Prompt >>
Sort through the data and copy the lines holding the word "name".

App and web page records:
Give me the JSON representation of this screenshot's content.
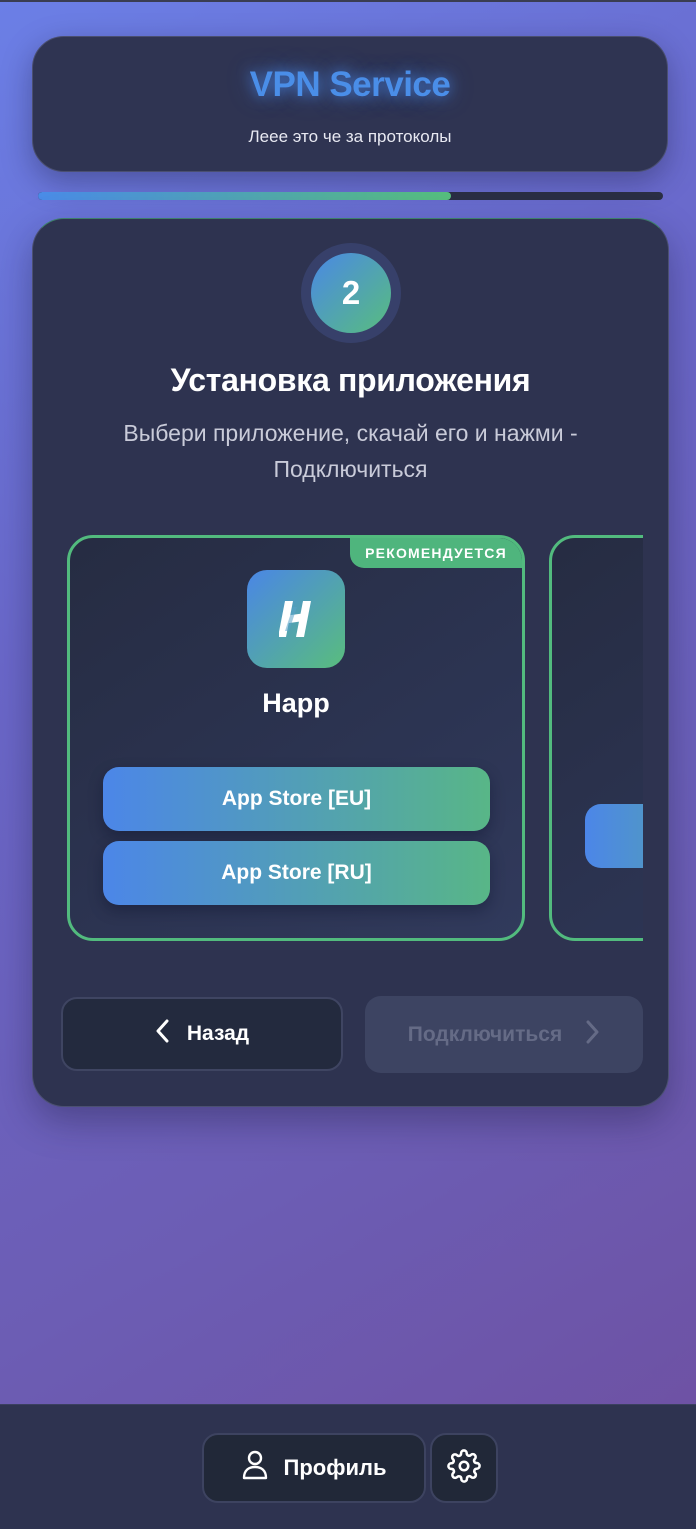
{
  "header": {
    "title": "VPN Service",
    "subtitle": "Леее это че за протоколы"
  },
  "progress": {
    "percent": 66
  },
  "step": {
    "number": "2",
    "title": "Установка приложения",
    "description": "Выбери приложение, скачай его и нажми - Подключиться"
  },
  "apps": [
    {
      "name": "Happ",
      "badge": "РЕКОМЕНДУЕТСЯ",
      "icon": "happ-logo-icon",
      "buttons": [
        {
          "label": "App Store [EU]"
        },
        {
          "label": "App Store [RU]"
        }
      ]
    }
  ],
  "nav": {
    "back_label": "Назад",
    "connect_label": "Подключиться"
  },
  "bottom": {
    "profile_label": "Профиль",
    "settings_icon": "gear-icon"
  },
  "colors": {
    "accent_blue": "#4a8be8",
    "accent_green": "#56be7d",
    "card_bg": "#2e3350"
  }
}
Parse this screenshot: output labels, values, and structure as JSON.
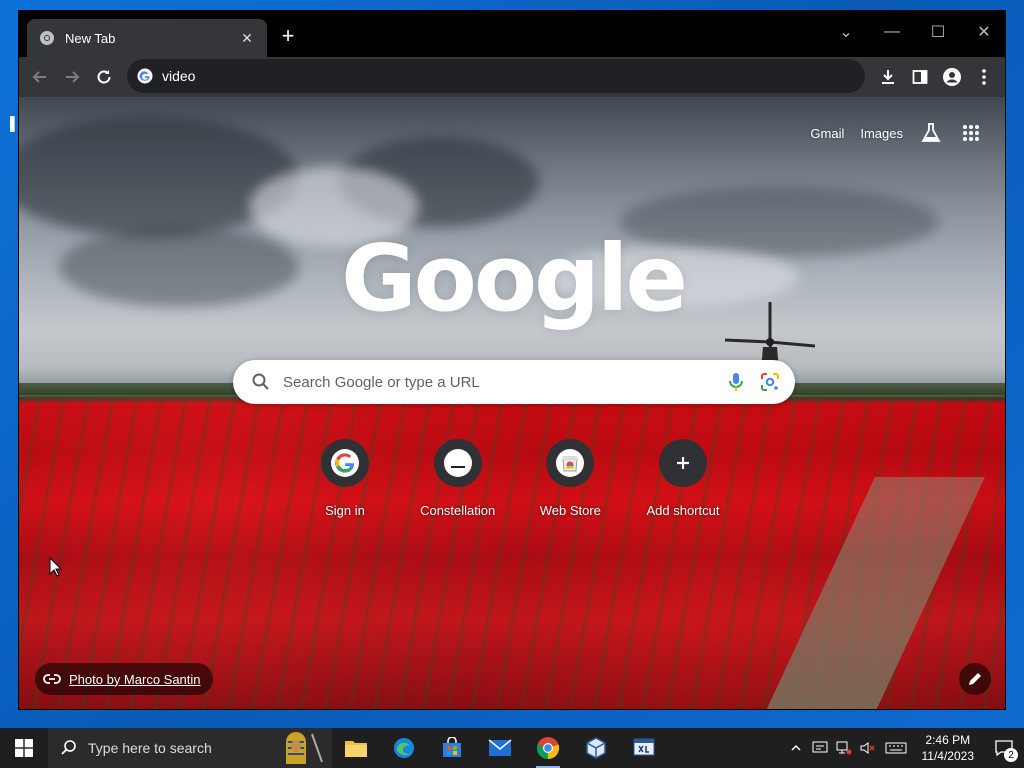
{
  "browser": {
    "tab_title": "New Tab",
    "address_value": "video",
    "colors": {
      "tabstrip": "#000000",
      "toolbar": "#35363a",
      "omnibox": "#202124"
    }
  },
  "ntp": {
    "top_links": {
      "gmail": "Gmail",
      "images": "Images"
    },
    "logo": "Google",
    "search_placeholder": "Search Google or type a URL",
    "shortcuts": [
      {
        "label": "Sign in",
        "icon": "google-g-icon"
      },
      {
        "label": "Constellation",
        "icon": "constellation-icon"
      },
      {
        "label": "Web Store",
        "icon": "web-store-icon"
      },
      {
        "label": "Add shortcut",
        "icon": "plus-icon"
      }
    ],
    "photo_credit": "Photo by Marco Santin"
  },
  "taskbar": {
    "search_placeholder": "Type here to search",
    "apps": [
      "file-explorer-icon",
      "edge-icon",
      "store-icon",
      "mail-icon",
      "chrome-icon",
      "virtualbox-icon",
      "app-xp-icon"
    ],
    "time": "2:46 PM",
    "date": "11/4/2023",
    "notification_count": "2"
  }
}
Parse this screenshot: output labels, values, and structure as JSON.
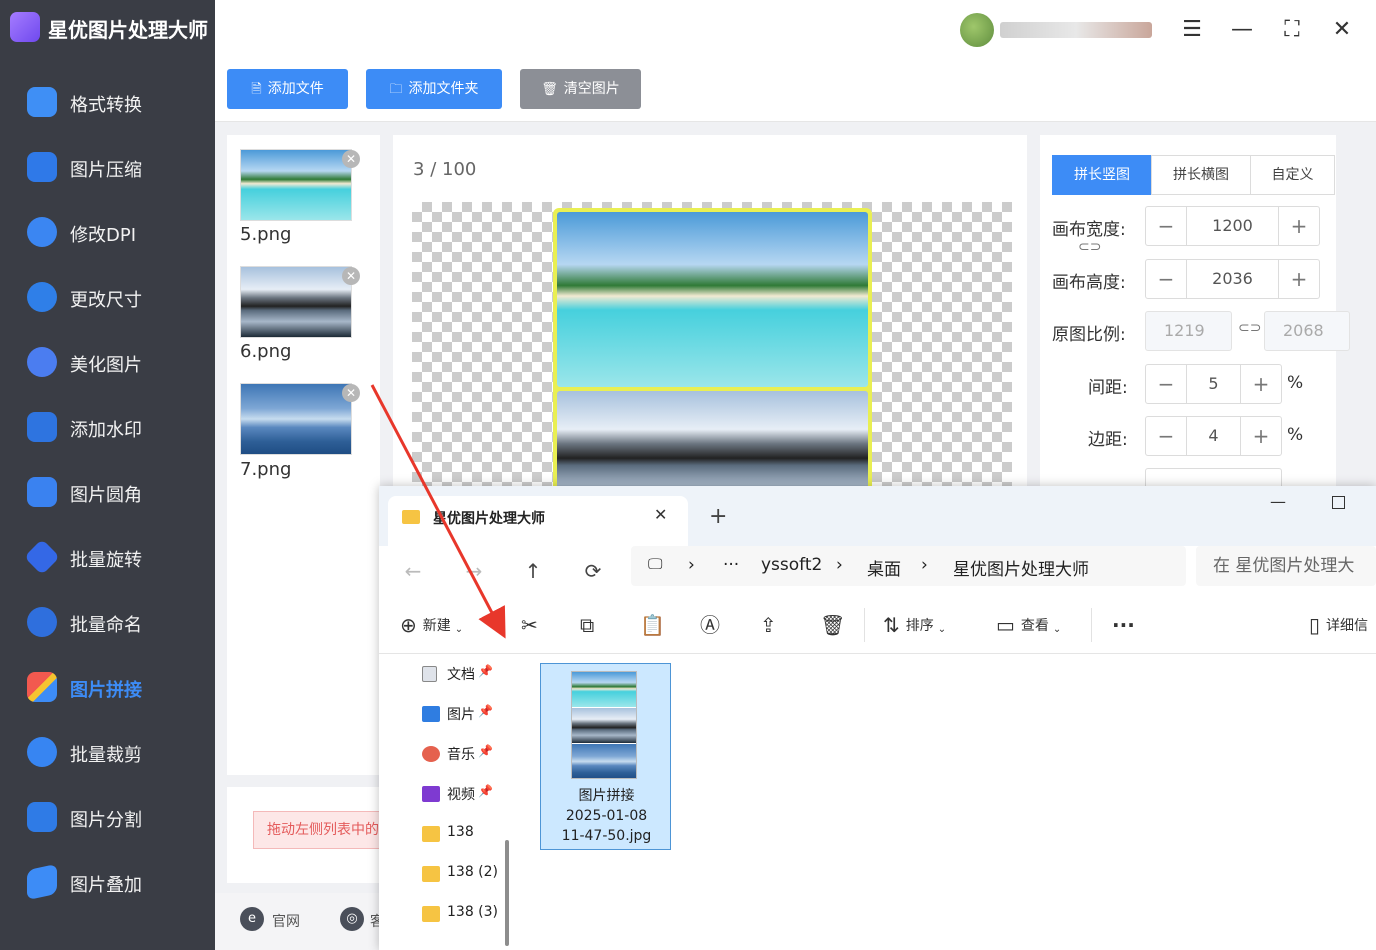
{
  "app": {
    "name": "星优图片处理大师"
  },
  "sidebar": {
    "items": [
      {
        "label": "格式转换",
        "color": "#3f8ff5"
      },
      {
        "label": "图片压缩",
        "color": "#2f79e8"
      },
      {
        "label": "修改DPI",
        "color": "#3b86f2"
      },
      {
        "label": "更改尺寸",
        "color": "#2f7fe8"
      },
      {
        "label": "美化图片",
        "color": "#4b7df0"
      },
      {
        "label": "添加水印",
        "color": "#2e74e0"
      },
      {
        "label": "图片圆角",
        "color": "#3a82f0"
      },
      {
        "label": "批量旋转",
        "color": "#3468e6"
      },
      {
        "label": "批量命名",
        "color": "#2f6fdd"
      },
      {
        "label": "图片拼接",
        "color": "#f2594f",
        "active": true
      },
      {
        "label": "批量裁剪",
        "color": "#3785f2"
      },
      {
        "label": "图片分割",
        "color": "#2f7be6"
      },
      {
        "label": "图片叠加",
        "color": "#3d8cf6"
      }
    ]
  },
  "toolbar": {
    "add_file": "添加文件",
    "add_folder": "添加文件夹",
    "clear": "清空图片"
  },
  "files": [
    {
      "name": "5.png",
      "thumb": "beach"
    },
    {
      "name": "6.png",
      "thumb": "mountain"
    },
    {
      "name": "7.png",
      "thumb": "fog"
    }
  ],
  "preview": {
    "current": "3",
    "total": "100",
    "separator": "/"
  },
  "hint": {
    "text": "拖动左侧列表中的"
  },
  "footer": {
    "website": "官网",
    "service": "客"
  },
  "settings": {
    "tabs": [
      "拼长竖图",
      "拼长横图",
      "自定义"
    ],
    "canvas_width_label": "画布宽度:",
    "canvas_width": "1200",
    "canvas_height_label": "画布高度:",
    "canvas_height": "2036",
    "ratio_label": "原图比例:",
    "ratio_w": "1219",
    "ratio_h": "2068",
    "spacing_label": "间距:",
    "spacing": "5",
    "margin_label": "边距:",
    "margin": "4",
    "percent": "%",
    "minus": "−",
    "plus": "+"
  },
  "explorer": {
    "tab_title": "星优图片处理大师",
    "breadcrumbs": [
      "yssoft2",
      "桌面",
      "星优图片处理大师"
    ],
    "search_placeholder": "在 星优图片处理大",
    "cmd": {
      "new": "新建",
      "sort": "排序",
      "view": "查看",
      "details": "详细信"
    },
    "nav": [
      {
        "label": "文档",
        "pinned": true
      },
      {
        "label": "图片",
        "pinned": true
      },
      {
        "label": "音乐",
        "pinned": true
      },
      {
        "label": "视频",
        "pinned": true
      },
      {
        "label": "138"
      },
      {
        "label": "138 (2)"
      },
      {
        "label": "138 (3)"
      }
    ],
    "file": {
      "line1": "图片拼接",
      "line2": "2025-01-08",
      "line3": "11-47-50.jpg"
    }
  }
}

Solution below >>
      "name": "Happ",
    "name": "星优图片处理大师"
      "name": "5.png",
      "name": "6.png",
      "name": "7.png",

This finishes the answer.